What this task involves. Write down each of the records again, exactly and in full.

= = = = = = =

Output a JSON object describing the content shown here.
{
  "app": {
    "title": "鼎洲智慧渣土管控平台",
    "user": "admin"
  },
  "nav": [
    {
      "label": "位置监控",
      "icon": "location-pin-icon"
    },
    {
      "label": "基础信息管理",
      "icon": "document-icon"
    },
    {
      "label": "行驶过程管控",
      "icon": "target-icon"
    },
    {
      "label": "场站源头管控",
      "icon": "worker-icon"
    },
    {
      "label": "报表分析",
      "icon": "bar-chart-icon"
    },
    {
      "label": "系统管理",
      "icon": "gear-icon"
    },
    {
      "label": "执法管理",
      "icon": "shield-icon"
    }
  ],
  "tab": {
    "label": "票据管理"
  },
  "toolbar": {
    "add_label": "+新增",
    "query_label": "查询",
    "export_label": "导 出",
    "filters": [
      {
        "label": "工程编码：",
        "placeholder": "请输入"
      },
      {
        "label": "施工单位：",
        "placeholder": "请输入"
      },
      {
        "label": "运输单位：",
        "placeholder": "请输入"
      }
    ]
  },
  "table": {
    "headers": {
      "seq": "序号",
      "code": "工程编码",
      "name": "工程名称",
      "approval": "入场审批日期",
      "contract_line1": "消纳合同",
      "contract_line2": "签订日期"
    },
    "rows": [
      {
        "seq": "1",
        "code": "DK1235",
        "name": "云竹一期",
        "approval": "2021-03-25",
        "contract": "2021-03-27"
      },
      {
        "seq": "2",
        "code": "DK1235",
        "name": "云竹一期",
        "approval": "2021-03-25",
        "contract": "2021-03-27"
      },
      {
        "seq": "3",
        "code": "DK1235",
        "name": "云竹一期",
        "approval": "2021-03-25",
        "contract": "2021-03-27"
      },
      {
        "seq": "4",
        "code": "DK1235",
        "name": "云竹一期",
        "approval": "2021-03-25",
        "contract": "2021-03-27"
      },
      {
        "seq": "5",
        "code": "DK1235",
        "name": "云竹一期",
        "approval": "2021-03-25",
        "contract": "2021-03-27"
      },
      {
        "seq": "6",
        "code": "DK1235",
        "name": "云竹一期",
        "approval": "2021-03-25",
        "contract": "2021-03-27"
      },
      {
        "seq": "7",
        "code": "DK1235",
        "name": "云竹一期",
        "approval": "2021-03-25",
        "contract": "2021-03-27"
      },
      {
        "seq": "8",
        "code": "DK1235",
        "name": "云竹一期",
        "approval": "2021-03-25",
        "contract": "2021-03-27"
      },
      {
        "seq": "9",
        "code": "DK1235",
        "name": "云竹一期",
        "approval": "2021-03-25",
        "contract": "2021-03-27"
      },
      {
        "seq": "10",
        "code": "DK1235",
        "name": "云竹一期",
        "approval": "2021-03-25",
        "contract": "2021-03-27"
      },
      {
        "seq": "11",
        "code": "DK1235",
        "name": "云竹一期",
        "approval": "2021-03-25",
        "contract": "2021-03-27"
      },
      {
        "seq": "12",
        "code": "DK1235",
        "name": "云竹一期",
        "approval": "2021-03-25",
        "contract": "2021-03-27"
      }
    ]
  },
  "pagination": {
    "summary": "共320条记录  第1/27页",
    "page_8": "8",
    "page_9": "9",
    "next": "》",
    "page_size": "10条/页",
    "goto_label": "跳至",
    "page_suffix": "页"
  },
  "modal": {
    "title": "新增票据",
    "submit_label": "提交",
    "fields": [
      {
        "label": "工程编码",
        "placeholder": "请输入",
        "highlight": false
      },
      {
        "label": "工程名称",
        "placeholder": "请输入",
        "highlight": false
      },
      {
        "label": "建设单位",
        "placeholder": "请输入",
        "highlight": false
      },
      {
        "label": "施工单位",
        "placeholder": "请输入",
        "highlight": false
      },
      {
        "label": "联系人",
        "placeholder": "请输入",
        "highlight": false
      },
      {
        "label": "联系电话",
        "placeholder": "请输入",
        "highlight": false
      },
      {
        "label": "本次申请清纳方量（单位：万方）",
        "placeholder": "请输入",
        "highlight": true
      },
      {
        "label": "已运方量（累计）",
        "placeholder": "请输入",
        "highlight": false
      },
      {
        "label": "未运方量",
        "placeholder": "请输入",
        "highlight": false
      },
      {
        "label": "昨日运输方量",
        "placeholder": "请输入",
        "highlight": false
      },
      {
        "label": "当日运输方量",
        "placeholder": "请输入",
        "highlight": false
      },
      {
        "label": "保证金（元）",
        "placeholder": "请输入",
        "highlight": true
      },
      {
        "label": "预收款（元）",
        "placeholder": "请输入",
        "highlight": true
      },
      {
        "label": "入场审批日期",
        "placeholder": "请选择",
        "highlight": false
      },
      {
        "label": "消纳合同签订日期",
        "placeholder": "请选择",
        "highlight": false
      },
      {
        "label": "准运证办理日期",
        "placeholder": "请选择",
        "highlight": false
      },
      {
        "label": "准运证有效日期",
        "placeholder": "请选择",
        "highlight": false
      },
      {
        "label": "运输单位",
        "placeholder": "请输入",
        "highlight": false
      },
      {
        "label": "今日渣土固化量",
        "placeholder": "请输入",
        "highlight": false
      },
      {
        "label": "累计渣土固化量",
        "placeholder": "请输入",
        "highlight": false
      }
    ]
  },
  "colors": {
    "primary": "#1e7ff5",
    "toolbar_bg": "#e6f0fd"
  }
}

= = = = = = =

Response.
Output a JSON object describing the content shown here.
{
  "app": {
    "title": "鼎洲智慧渣土管控平台",
    "user": "admin"
  },
  "nav": [
    {
      "label": "位置监控",
      "icon": "location-pin-icon"
    },
    {
      "label": "基础信息管理",
      "icon": "document-icon"
    },
    {
      "label": "行驶过程管控",
      "icon": "target-icon"
    },
    {
      "label": "场站源头管控",
      "icon": "worker-icon"
    },
    {
      "label": "报表分析",
      "icon": "bar-chart-icon"
    },
    {
      "label": "系统管理",
      "icon": "gear-icon"
    },
    {
      "label": "执法管理",
      "icon": "shield-icon"
    }
  ],
  "tab": {
    "label": "票据管理"
  },
  "toolbar": {
    "add_label": "+新增",
    "query_label": "查询",
    "export_label": "导 出",
    "filters": [
      {
        "label": "工程编码：",
        "placeholder": "请输入"
      },
      {
        "label": "施工单位：",
        "placeholder": "请输入"
      },
      {
        "label": "运输单位：",
        "placeholder": "请输入"
      }
    ]
  },
  "table": {
    "headers": {
      "seq": "序号",
      "code": "工程编码",
      "name": "工程名称",
      "approval": "入场审批日期",
      "contract_line1": "消纳合同",
      "contract_line2": "签订日期"
    },
    "rows": [
      {
        "seq": "1",
        "code": "DK1235",
        "name": "云竹一期",
        "approval": "2021-03-25",
        "contract": "2021-03-27"
      },
      {
        "seq": "2",
        "code": "DK1235",
        "name": "云竹一期",
        "approval": "2021-03-25",
        "contract": "2021-03-27"
      },
      {
        "seq": "3",
        "code": "DK1235",
        "name": "云竹一期",
        "approval": "2021-03-25",
        "contract": "2021-03-27"
      },
      {
        "seq": "4",
        "code": "DK1235",
        "name": "云竹一期",
        "approval": "2021-03-25",
        "contract": "2021-03-27"
      },
      {
        "seq": "5",
        "code": "DK1235",
        "name": "云竹一期",
        "approval": "2021-03-25",
        "contract": "2021-03-27"
      },
      {
        "seq": "6",
        "code": "DK1235",
        "name": "云竹一期",
        "approval": "2021-03-25",
        "contract": "2021-03-27"
      },
      {
        "seq": "7",
        "code": "DK1235",
        "name": "云竹一期",
        "approval": "2021-03-25",
        "contract": "2021-03-27"
      },
      {
        "seq": "8",
        "code": "DK1235",
        "name": "云竹一期",
        "approval": "2021-03-25",
        "contract": "2021-03-27"
      },
      {
        "seq": "9",
        "code": "DK1235",
        "name": "云竹一期",
        "approval": "2021-03-25",
        "contract": "2021-03-27"
      },
      {
        "seq": "10",
        "code": "DK1235",
        "name": "云竹一期",
        "approval": "2021-03-25",
        "contract": "2021-03-27"
      },
      {
        "seq": "11",
        "code": "DK1235",
        "name": "云竹一期",
        "approval": "2021-03-25",
        "contract": "2021-03-27"
      },
      {
        "seq": "12",
        "code": "DK1235",
        "name": "云竹一期",
        "approval": "2021-03-25",
        "contract": "2021-03-27"
      }
    ]
  },
  "pagination": {
    "summary": "共320条记录  第1/27页",
    "page_8": "8",
    "page_9": "9",
    "next": "》",
    "page_size": "10条/页",
    "goto_label": "跳至",
    "page_suffix": "页"
  },
  "modal": {
    "title": "新增票据",
    "submit_label": "提交",
    "fields": [
      {
        "label": "工程编码",
        "placeholder": "请输入",
        "highlight": false
      },
      {
        "label": "工程名称",
        "placeholder": "请输入",
        "highlight": false
      },
      {
        "label": "建设单位",
        "placeholder": "请输入",
        "highlight": false
      },
      {
        "label": "施工单位",
        "placeholder": "请输入",
        "highlight": false
      },
      {
        "label": "联系人",
        "placeholder": "请输入",
        "highlight": false
      },
      {
        "label": "联系电话",
        "placeholder": "请输入",
        "highlight": false
      },
      {
        "label": "本次申请清纳方量（单位：万方）",
        "placeholder": "请输入",
        "highlight": true
      },
      {
        "label": "已运方量（累计）",
        "placeholder": "请输入",
        "highlight": false
      },
      {
        "label": "未运方量",
        "placeholder": "请输入",
        "highlight": false
      },
      {
        "label": "昨日运输方量",
        "placeholder": "请输入",
        "highlight": false
      },
      {
        "label": "当日运输方量",
        "placeholder": "请输入",
        "highlight": false
      },
      {
        "label": "保证金（元）",
        "placeholder": "请输入",
        "highlight": true
      },
      {
        "label": "预收款（元）",
        "placeholder": "请输入",
        "highlight": true
      },
      {
        "label": "入场审批日期",
        "placeholder": "请选择",
        "highlight": false
      },
      {
        "label": "消纳合同签订日期",
        "placeholder": "请选择",
        "highlight": false
      },
      {
        "label": "准运证办理日期",
        "placeholder": "请选择",
        "highlight": false
      },
      {
        "label": "准运证有效日期",
        "placeholder": "请选择",
        "highlight": false
      },
      {
        "label": "运输单位",
        "placeholder": "请输入",
        "highlight": false
      },
      {
        "label": "今日渣土固化量",
        "placeholder": "请输入",
        "highlight": false
      },
      {
        "label": "累计渣土固化量",
        "placeholder": "请输入",
        "highlight": false
      }
    ]
  },
  "colors": {
    "primary": "#1e7ff5",
    "toolbar_bg": "#e6f0fd"
  }
}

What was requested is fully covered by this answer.